Records from a dataset

----

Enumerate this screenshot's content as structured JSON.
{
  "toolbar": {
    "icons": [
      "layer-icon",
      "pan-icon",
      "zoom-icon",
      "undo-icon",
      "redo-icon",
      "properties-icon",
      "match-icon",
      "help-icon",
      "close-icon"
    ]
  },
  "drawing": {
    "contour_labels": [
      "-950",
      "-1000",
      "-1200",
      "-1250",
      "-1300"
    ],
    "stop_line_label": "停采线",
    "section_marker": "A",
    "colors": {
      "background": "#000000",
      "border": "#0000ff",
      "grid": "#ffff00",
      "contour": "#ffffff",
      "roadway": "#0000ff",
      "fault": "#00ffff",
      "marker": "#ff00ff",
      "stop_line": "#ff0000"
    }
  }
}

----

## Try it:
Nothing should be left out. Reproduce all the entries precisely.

## Response:
Enumerate this screenshot's content as structured JSON.
{
  "toolbar": {
    "icons": [
      "layer-icon",
      "pan-icon",
      "zoom-icon",
      "undo-icon",
      "redo-icon",
      "properties-icon",
      "match-icon",
      "help-icon",
      "close-icon"
    ]
  },
  "drawing": {
    "contour_labels": [
      "-950",
      "-1000",
      "-1200",
      "-1250",
      "-1300"
    ],
    "stop_line_label": "停采线",
    "section_marker": "A",
    "colors": {
      "background": "#000000",
      "border": "#0000ff",
      "grid": "#ffff00",
      "contour": "#ffffff",
      "roadway": "#0000ff",
      "fault": "#00ffff",
      "marker": "#ff00ff",
      "stop_line": "#ff0000"
    }
  }
}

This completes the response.